---------- RAW DATA ----------

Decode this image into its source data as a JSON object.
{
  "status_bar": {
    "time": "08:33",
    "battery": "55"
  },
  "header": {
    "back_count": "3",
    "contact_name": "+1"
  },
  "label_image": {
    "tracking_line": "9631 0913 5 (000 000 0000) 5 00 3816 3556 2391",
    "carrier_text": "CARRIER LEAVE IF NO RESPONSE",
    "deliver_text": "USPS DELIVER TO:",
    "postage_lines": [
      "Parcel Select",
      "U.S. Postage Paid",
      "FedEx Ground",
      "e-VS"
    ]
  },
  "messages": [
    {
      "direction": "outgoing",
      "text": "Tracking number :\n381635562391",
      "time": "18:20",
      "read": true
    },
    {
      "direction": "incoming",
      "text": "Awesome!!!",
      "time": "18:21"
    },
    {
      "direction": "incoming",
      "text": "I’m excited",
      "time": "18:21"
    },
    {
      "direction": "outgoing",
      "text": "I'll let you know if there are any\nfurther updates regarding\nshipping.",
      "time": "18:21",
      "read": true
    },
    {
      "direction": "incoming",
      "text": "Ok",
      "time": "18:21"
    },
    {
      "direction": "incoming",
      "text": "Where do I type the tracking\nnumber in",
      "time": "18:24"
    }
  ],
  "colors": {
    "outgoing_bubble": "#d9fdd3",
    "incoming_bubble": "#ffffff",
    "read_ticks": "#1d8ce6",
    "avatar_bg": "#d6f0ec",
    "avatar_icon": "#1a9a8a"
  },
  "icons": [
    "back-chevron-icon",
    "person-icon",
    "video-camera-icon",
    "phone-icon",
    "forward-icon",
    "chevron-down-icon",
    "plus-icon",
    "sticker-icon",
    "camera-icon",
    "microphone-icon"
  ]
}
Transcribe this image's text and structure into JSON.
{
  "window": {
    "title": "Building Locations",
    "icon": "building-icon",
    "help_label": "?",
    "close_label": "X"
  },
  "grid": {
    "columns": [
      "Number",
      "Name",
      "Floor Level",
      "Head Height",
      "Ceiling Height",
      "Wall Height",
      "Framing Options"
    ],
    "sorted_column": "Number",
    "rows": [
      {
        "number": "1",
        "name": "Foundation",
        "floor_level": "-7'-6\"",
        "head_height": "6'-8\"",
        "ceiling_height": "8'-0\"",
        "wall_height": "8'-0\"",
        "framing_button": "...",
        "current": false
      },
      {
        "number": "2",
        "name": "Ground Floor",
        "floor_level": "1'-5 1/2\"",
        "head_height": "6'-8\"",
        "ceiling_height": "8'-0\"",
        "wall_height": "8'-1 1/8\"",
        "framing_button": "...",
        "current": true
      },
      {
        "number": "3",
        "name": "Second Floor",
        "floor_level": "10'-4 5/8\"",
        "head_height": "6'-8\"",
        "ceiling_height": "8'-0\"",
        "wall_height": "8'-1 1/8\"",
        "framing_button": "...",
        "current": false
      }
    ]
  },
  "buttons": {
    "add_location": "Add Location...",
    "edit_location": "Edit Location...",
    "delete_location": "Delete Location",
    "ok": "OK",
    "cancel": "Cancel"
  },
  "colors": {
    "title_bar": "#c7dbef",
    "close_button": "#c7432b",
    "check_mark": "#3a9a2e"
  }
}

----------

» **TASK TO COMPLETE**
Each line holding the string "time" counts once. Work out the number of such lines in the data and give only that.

» **ANSWER TO THE PROBLEM**
7